This past May, while preparing for the aforementioned June travels, I collected all of the stones. I had stashed them in different places around the house and couldn’t bear to part with them, although I never had any plans for them either.
In the wilderness, Indians and Frontiersmen would mark a trail by stacking stones with a stone pointing down trail-showing the way for other explorers and pioneers and sometimes military troops-leading them to forts and garrisons. These trail signs had various meanings-for instance, three stones stacked atop each other, means:” Danger, I need help!” Sometimes they would mark a trail by chopping cuts and slices into the bark of trees with an axe or knife: “Trail Blazes,” mindful to cut only the bark-not harming the tree by piercing the wood flesh. Thus the term: “Trailblazing.” These were the first road sings in America, and most followed well-known game and animal migration trails.

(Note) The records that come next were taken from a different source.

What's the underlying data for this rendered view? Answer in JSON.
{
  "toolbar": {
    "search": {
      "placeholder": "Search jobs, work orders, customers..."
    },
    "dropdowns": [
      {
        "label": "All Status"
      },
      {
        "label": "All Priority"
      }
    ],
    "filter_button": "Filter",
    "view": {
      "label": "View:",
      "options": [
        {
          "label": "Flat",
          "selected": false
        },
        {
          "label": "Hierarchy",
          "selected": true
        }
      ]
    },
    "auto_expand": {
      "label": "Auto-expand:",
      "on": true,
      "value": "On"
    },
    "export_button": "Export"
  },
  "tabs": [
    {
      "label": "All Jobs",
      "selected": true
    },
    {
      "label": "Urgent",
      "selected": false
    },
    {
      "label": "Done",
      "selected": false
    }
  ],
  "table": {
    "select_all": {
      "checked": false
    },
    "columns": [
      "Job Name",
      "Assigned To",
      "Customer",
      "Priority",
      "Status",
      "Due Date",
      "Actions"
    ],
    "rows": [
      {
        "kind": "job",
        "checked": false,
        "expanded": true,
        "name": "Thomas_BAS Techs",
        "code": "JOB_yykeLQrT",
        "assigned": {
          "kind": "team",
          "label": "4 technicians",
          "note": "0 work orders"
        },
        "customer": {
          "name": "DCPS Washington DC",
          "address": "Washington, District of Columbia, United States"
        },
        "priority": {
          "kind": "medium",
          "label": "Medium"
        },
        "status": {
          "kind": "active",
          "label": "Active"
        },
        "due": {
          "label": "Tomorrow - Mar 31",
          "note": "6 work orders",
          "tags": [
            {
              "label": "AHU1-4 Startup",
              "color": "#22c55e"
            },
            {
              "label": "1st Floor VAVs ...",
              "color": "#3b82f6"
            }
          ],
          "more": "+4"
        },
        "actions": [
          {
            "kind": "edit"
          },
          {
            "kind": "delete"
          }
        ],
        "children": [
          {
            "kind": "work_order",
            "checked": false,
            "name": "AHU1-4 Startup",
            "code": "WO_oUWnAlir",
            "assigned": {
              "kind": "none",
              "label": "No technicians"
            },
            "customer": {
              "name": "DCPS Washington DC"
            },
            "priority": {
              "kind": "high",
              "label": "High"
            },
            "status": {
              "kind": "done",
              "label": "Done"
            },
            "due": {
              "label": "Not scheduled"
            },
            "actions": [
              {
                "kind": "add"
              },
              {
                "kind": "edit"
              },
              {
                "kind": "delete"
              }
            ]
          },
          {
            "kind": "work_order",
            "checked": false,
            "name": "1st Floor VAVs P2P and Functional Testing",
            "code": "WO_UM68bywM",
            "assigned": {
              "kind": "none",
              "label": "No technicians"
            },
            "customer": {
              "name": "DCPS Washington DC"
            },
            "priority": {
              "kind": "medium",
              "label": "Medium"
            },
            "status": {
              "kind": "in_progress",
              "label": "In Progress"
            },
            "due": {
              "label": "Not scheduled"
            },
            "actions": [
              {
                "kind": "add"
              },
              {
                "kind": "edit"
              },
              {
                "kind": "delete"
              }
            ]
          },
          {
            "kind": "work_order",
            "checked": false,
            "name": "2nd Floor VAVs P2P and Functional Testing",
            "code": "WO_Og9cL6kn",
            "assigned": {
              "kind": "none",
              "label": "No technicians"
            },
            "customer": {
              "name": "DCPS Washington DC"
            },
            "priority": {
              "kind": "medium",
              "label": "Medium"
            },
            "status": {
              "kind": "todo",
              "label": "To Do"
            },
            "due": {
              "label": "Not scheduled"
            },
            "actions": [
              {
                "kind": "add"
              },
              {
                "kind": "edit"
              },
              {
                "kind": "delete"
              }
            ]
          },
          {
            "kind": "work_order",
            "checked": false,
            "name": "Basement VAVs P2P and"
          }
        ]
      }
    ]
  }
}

After doing my spring planting-tomato and flowers, I collected the stones and made trail signs with them in my garden. My own personal wilderness trail. I have placed blue stones atop red sandstone, and grey-flecked granite below brown and yellow river pebbles and white quartz. They are surrounded by flowers and flowering bushes and vines. It makes a fine display.
Blazes and Trail Signs
Now when I walk the brick-lined path through my backyard, restacking the stones that the winds have shifted, I happily play back these memories in my mind as if looking at a
Kinescope or nickelodeon picture. I am reminded of Lake Naciemiento near Paso Robles and The Colorado River near Needles, and the goldfield streams near Sonora and the mighty Lake Mead. Three are from the barren Southwestern deserts of Nevada and Arizona. Another was plucked from a stream near Rainbow Falls, in Mammoth, while on a 12-mile hike. One is from Orlando, Florida.
Others are from the beaches of Playa Del Rey and Dockweiller Beach, and a few from a meandering stream in the Eastern Sierras near Bishop, and from the coastal foothills above Napa. There are several more from the shore of Bass Lake, just south of Wawona in Yosemite. A large one came from the dirt parking lot aside The Mission Santa Barbara, which we had used to chock our camper tires while we went to Mass there. We have also found a few ancient pottery shards in a stream near Independence.
Rocks and stones were belched from the bellies of the earth, the deep of the ocean and were castoff by the grinding and carving of great glaciers – made hard with the passing of time-washed by rain and pressure strengthened by layer upon layer of rich sediment-silt-sludge. Some have traveled the universe and to our solar system crashing in a ball-of-fire, but finally cooling and becoming a part of our world. They have been chipped from the sides of the highest pristine mountains, and sandblasted by siroccos, and become tiny testaments, remaining to remind us of the greatness and the beauty of the Earth.
They remain proud-strong signs, all on their own.
My trail markers are welcome signs now, but moreover remind me of where we have been-hiked, boated, surfed, swam and made camp, and keep me wondering about when and where we will go next, and like the stones, the new strong memories yet to be made and found.
Finally, though, it is always good to be home again.
©Copyright July 21, 2005 by David J. Dukesherer